Notice it says live with you, it does not say live in a government facility. That’s because the obligation is on the individual. In rare times the community was called on to pick up the slack but it was never the community government, it was the local Rabbi who would lead the effort.

In biblical times farmers were directed to leave some of their fields unharvested for the poor to feed on, because feeding the poor is a personal responsibility.

Some of the ancient sages have suggested when God created the world; sparks of his holiness were spread across the earth. Every time that a person makes the choice of performing a righteous act (such as giving charity) one of those sparks is purified and sent back to heaven. And it is through that process we become closer to God.

Liberal/Progressive governments takes away that free choice given to us by God.  Their philosophy is that left to their own devices, mankind will do the wrong thing (or at least what leftists say is the wrong thing). So Bernie Sanders and other leftists believe that government needs to replace God. They step in to control our decisions. Liberalism takes away our personal choice and gives it to the government –thus retarding our spiritual development and most importantly, the opportunity to “pick up those sparks” and get closer to our maker.

Unlike Bernie Sanders and his leftist theology which teaches that the government is the solution to each and every problem, Judaism teaches us that we cannot rely on God to bail us out all of the time. The real responsibility  falls upon each and every one of us.

There is the famous story of Moses splitting the Reed Sea which teaches this lesson (Red Sea was a typo made when the Torah was translated into Greek). In Exodus Chapter 14-15 Moses sees the Pharaoh’s troops bearing down on the Israelite nation, who are trapped against the sea.  Moses starts praying to God, but God says stop praying and do something!

And the LORD said unto Moses: ‘Wherefore criest thou unto me? Speak unto the children of Israel that they go forward.

This is holy talk for “get off your arse and do something!”

The ancient rabbis tell the story that when Moses lifted his staff over the sea, the water did not part.  The Egyptians were closing in, and the sea wasn’t moving. The Israelites stood on the banks of the sea frozen in fear, until a man named Nachshon took the responsibility upon himself to act. Nachshon simply walked into the water.  He waded up to his ankles…his knees…his waist… his shoulders, and just as the water was about to reach is nostrils the water parted.

This story teaches us that it’s one thing to have faith and believe God will eventually help us, but we cannot get that help until we take personal responsibility and act on our own. This too is antithetical to leftist philosophy which teaches that government is the first place to look for help rather than looking within one’s self, family, and community.

Liberal Jews get very worried when they hear a political leader talk about God.  If the political leader is a Christian (as most of them are in America) they see the person as some sort of zealot who will eventually force everyone to become Christian. If the person is a Jew, they get angry the Jew is wearing their religion on his sleeve (like me for example).

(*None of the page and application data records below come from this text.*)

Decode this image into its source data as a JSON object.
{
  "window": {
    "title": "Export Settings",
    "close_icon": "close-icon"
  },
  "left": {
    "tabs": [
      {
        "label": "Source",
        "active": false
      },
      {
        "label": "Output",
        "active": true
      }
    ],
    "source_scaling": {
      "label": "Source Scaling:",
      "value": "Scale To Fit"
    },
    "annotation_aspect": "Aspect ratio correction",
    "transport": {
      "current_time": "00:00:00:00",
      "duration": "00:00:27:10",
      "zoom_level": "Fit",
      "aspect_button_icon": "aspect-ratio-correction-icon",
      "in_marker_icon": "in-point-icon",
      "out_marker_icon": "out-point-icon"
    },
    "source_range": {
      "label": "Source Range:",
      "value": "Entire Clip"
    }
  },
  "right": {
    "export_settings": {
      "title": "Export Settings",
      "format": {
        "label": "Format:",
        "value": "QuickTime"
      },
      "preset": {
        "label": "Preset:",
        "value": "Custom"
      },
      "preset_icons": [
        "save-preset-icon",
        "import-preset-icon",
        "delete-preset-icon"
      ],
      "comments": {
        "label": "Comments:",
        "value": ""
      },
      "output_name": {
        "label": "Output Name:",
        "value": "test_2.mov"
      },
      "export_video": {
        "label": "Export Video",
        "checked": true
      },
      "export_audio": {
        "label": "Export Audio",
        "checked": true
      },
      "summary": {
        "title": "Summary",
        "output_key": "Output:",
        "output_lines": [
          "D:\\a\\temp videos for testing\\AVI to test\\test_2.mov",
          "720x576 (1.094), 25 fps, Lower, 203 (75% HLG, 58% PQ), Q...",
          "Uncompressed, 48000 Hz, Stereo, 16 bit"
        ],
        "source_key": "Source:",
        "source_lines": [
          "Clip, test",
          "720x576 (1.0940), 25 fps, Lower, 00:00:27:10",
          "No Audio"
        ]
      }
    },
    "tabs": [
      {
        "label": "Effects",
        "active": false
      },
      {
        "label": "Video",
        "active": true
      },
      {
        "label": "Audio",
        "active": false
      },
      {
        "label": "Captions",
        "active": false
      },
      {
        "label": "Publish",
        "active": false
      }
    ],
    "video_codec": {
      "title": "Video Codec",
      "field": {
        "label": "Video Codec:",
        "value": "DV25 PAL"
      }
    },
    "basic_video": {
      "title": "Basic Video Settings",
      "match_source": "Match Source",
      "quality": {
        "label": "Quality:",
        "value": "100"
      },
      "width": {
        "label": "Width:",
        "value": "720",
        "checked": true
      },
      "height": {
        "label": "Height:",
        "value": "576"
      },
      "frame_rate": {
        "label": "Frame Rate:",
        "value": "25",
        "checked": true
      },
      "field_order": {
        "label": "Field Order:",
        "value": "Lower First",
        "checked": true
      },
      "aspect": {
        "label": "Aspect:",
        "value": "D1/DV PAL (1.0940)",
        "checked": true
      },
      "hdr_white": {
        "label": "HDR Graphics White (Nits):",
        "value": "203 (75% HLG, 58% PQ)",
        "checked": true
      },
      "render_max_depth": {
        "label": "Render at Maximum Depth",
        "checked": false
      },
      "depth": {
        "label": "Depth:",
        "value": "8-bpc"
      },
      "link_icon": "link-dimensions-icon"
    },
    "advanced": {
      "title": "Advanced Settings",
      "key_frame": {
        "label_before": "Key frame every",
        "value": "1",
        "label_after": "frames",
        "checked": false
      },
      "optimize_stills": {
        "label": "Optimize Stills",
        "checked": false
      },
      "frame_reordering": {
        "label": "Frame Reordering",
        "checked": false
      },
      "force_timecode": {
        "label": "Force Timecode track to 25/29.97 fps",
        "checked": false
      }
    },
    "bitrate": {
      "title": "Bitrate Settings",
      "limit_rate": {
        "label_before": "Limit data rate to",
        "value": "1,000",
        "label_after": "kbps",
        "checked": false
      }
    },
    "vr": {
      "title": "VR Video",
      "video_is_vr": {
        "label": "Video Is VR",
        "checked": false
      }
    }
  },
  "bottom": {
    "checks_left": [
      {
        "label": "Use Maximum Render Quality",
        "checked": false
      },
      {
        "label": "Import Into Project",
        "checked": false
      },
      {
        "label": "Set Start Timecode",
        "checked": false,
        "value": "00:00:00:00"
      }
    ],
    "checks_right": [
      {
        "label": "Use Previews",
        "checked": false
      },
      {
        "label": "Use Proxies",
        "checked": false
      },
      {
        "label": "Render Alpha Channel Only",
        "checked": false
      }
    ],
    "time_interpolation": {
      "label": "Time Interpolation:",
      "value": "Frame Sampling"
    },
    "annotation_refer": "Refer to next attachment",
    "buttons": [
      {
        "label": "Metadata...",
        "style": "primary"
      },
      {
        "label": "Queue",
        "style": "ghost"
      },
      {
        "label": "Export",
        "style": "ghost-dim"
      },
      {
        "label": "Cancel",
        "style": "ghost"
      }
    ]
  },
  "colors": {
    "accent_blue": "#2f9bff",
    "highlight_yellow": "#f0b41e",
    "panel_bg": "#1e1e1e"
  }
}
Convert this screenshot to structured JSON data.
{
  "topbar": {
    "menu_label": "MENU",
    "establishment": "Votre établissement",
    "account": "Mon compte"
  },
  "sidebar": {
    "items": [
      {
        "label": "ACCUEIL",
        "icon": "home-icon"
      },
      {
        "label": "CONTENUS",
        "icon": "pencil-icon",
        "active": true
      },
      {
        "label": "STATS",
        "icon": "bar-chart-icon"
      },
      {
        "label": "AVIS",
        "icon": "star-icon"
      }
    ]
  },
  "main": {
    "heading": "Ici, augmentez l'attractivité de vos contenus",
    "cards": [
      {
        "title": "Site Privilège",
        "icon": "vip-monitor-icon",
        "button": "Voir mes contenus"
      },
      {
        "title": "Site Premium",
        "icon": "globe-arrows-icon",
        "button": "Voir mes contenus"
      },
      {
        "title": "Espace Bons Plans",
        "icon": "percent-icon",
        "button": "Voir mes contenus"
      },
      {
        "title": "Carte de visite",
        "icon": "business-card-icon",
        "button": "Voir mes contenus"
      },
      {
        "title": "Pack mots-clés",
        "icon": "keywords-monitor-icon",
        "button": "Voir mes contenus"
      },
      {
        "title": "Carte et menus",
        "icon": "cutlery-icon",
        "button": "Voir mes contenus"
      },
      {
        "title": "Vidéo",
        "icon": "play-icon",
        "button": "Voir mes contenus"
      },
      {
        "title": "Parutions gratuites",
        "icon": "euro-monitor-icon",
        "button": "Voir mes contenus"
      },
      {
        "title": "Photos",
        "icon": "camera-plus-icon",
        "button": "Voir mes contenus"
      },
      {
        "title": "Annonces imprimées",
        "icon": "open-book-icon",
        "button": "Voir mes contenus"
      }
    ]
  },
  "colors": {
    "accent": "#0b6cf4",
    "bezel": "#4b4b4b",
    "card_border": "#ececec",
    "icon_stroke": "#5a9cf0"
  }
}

The Jewish picture of God is of a creator who instilled in us a personal responsibility to do the right thing, but he also provided us with the choice to accept that responsibility or not. There is no room in Jewish law for a government that forces their interpretation of the right thing down our throats. The politics of Bernie Sanders seems to run contrary to Judaism.

Bernie Sanders’ leftist big government theology tries to take from American citizens of any faith, the greatest joy of all— finding for themselves the path that will draw them closer to God and feeling that closeness get stronger with every good deed or mitzvah.